> Activity
The expected output is every entry, repeated word for word.

> Dataset records
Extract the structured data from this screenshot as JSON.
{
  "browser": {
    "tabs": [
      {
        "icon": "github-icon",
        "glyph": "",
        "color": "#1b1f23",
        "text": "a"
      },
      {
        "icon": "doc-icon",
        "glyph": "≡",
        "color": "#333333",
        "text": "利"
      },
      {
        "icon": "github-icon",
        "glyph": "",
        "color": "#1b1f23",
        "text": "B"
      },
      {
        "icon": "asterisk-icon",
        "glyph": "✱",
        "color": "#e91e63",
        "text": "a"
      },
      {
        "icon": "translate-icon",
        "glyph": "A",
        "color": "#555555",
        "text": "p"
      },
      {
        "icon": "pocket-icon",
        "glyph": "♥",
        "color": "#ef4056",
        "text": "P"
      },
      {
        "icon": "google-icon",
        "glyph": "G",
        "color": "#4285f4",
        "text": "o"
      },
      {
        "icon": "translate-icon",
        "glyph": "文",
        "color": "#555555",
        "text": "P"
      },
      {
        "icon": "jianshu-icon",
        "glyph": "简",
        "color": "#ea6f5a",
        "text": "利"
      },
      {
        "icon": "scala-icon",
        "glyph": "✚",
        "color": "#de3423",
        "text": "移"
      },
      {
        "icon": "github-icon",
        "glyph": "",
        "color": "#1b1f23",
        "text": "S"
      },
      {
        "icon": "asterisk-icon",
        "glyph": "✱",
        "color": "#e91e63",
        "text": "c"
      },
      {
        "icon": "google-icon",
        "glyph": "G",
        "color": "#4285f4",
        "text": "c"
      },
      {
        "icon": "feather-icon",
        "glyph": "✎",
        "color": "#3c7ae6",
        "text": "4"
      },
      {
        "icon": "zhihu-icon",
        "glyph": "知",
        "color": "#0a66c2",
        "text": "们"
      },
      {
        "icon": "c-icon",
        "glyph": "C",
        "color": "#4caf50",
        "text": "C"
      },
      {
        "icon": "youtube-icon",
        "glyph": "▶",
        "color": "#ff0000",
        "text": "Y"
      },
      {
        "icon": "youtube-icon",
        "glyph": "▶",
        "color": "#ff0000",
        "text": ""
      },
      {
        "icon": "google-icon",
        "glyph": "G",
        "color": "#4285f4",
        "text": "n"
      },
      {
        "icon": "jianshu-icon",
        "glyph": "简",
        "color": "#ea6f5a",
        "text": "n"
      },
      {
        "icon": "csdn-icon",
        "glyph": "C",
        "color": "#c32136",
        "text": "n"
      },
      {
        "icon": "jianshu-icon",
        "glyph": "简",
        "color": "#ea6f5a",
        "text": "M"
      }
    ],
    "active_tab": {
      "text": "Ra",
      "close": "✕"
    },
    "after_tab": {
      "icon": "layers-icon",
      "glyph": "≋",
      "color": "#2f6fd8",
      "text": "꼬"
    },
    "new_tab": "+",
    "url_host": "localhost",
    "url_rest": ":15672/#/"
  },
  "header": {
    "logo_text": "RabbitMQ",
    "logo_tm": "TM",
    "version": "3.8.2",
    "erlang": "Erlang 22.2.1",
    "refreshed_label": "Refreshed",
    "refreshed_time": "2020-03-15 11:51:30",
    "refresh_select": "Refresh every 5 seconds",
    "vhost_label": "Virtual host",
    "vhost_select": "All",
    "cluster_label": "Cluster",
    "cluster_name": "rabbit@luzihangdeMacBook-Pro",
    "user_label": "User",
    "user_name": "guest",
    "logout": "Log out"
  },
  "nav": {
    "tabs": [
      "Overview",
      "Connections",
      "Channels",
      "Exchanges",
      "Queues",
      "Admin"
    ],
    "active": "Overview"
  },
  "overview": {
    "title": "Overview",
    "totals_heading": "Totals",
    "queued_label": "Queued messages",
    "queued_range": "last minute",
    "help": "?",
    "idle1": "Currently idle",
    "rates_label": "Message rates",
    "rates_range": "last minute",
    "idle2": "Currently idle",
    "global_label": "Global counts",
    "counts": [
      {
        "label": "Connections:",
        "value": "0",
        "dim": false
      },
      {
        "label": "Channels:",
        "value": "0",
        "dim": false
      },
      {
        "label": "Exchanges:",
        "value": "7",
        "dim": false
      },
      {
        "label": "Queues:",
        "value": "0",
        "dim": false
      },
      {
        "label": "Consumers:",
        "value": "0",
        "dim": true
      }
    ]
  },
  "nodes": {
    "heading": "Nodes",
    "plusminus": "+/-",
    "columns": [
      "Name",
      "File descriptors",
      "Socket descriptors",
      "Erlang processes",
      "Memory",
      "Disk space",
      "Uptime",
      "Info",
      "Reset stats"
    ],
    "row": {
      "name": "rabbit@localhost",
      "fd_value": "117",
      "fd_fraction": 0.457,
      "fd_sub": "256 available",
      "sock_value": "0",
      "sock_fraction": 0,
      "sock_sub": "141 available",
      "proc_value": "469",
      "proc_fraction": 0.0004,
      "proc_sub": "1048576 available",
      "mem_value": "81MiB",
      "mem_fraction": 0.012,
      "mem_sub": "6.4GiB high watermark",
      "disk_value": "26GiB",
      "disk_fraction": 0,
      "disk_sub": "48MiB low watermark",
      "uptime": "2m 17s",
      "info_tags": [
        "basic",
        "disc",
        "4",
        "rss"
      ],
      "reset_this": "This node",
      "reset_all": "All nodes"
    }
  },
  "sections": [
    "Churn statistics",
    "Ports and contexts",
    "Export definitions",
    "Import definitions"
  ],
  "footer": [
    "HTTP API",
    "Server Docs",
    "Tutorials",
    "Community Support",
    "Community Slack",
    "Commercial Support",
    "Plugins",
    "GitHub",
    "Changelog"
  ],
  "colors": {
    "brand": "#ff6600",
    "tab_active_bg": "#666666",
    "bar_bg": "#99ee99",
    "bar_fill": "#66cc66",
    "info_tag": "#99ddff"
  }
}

> Result of the task
Extract the structured data from this screenshot as JSON.
{
  "browser": {
    "tabs": [
      {
        "icon": "github-icon",
        "glyph": "",
        "color": "#1b1f23",
        "text": "a"
      },
      {
        "icon": "doc-icon",
        "glyph": "≡",
        "color": "#333333",
        "text": "利"
      },
      {
        "icon": "github-icon",
        "glyph": "",
        "color": "#1b1f23",
        "text": "B"
      },
      {
        "icon": "asterisk-icon",
        "glyph": "✱",
        "color": "#e91e63",
        "text": "a"
      },
      {
        "icon": "translate-icon",
        "glyph": "A",
        "color": "#555555",
        "text": "p"
      },
      {
        "icon": "pocket-icon",
        "glyph": "♥",
        "color": "#ef4056",
        "text": "P"
      },
      {
        "icon": "google-icon",
        "glyph": "G",
        "color": "#4285f4",
        "text": "o"
      },
      {
        "icon": "translate-icon",
        "glyph": "文",
        "color": "#555555",
        "text": "P"
      },
      {
        "icon": "jianshu-icon",
        "glyph": "简",
        "color": "#ea6f5a",
        "text": "利"
      },
      {
        "icon": "scala-icon",
        "glyph": "✚",
        "color": "#de3423",
        "text": "移"
      },
      {
        "icon": "github-icon",
        "glyph": "",
        "color": "#1b1f23",
        "text": "S"
      },
      {
        "icon": "asterisk-icon",
        "glyph": "✱",
        "color": "#e91e63",
        "text": "c"
      },
      {
        "icon": "google-icon",
        "glyph": "G",
        "color": "#4285f4",
        "text": "c"
      },
      {
        "icon": "feather-icon",
        "glyph": "✎",
        "color": "#3c7ae6",
        "text": "4"
      },
      {
        "icon": "zhihu-icon",
        "glyph": "知",
        "color": "#0a66c2",
        "text": "们"
      },
      {
        "icon": "c-icon",
        "glyph": "C",
        "color": "#4caf50",
        "text": "C"
      },
      {
        "icon": "youtube-icon",
        "glyph": "▶",
        "color": "#ff0000",
        "text": "Y"
      },
      {
        "icon": "youtube-icon",
        "glyph": "▶",
        "color": "#ff0000",
        "text": ""
      },
      {
        "icon": "google-icon",
        "glyph": "G",
        "color": "#4285f4",
        "text": "n"
      },
      {
        "icon": "jianshu-icon",
        "glyph": "简",
        "color": "#ea6f5a",
        "text": "n"
      },
      {
        "icon": "csdn-icon",
        "glyph": "C",
        "color": "#c32136",
        "text": "n"
      },
      {
        "icon": "jianshu-icon",
        "glyph": "简",
        "color": "#ea6f5a",
        "text": "M"
      }
    ],
    "active_tab": {
      "text": "Ra",
      "close": "✕"
    },
    "after_tab": {
      "icon": "layers-icon",
      "glyph": "≋",
      "color": "#2f6fd8",
      "text": "꼬"
    },
    "new_tab": "+",
    "url_host": "localhost",
    "url_rest": ":15672/#/"
  },
  "header": {
    "logo_text": "RabbitMQ",
    "logo_tm": "TM",
    "version": "3.8.2",
    "erlang": "Erlang 22.2.1",
    "refreshed_label": "Refreshed",
    "refreshed_time": "2020-03-15 11:51:30",
    "refresh_select": "Refresh every 5 seconds",
    "vhost_label": "Virtual host",
    "vhost_select": "All",
    "cluster_label": "Cluster",
    "cluster_name": "rabbit@luzihangdeMacBook-Pro",
    "user_label": "User",
    "user_name": "guest",
    "logout": "Log out"
  },
  "nav": {
    "tabs": [
      "Overview",
      "Connections",
      "Channels",
      "Exchanges",
      "Queues",
      "Admin"
    ],
    "active": "Overview"
  },
  "overview": {
    "title": "Overview",
    "totals_heading": "Totals",
    "queued_label": "Queued messages",
    "queued_range": "last minute",
    "help": "?",
    "idle1": "Currently idle",
    "rates_label": "Message rates",
    "rates_range": "last minute",
    "idle2": "Currently idle",
    "global_label": "Global counts",
    "counts": [
      {
        "label": "Connections:",
        "value": "0",
        "dim": false
      },
      {
        "label": "Channels:",
        "value": "0",
        "dim": false
      },
      {
        "label": "Exchanges:",
        "value": "7",
        "dim": false
      },
      {
        "label": "Queues:",
        "value": "0",
        "dim": false
      },
      {
        "label": "Consumers:",
        "value": "0",
        "dim": true
      }
    ]
  },
  "nodes": {
    "heading": "Nodes",
    "plusminus": "+/-",
    "columns": [
      "Name",
      "File descriptors",
      "Socket descriptors",
      "Erlang processes",
      "Memory",
      "Disk space",
      "Uptime",
      "Info",
      "Reset stats"
    ],
    "row": {
      "name": "rabbit@localhost",
      "fd_value": "117",
      "fd_fraction": 0.457,
      "fd_sub": "256 available",
      "sock_value": "0",
      "sock_fraction": 0,
      "sock_sub": "141 available",
      "proc_value": "469",
      "proc_fraction": 0.0004,
      "proc_sub": "1048576 available",
      "mem_value": "81MiB",
      "mem_fraction": 0.012,
      "mem_sub": "6.4GiB high watermark",
      "disk_value": "26GiB",
      "disk_fraction": 0,
      "disk_sub": "48MiB low watermark",
      "uptime": "2m 17s",
      "info_tags": [
        "basic",
        "disc",
        "4",
        "rss"
      ],
      "reset_this": "This node",
      "reset_all": "All nodes"
    }
  },
  "sections": [
    "Churn statistics",
    "Ports and contexts",
    "Export definitions",
    "Import definitions"
  ],
  "footer": [
    "HTTP API",
    "Server Docs",
    "Tutorials",
    "Community Support",
    "Community Slack",
    "Commercial Support",
    "Plugins",
    "GitHub",
    "Changelog"
  ],
  "colors": {
    "brand": "#ff6600",
    "tab_active_bg": "#666666",
    "bar_bg": "#99ee99",
    "bar_fill": "#66cc66",
    "info_tag": "#99ddff"
  }
}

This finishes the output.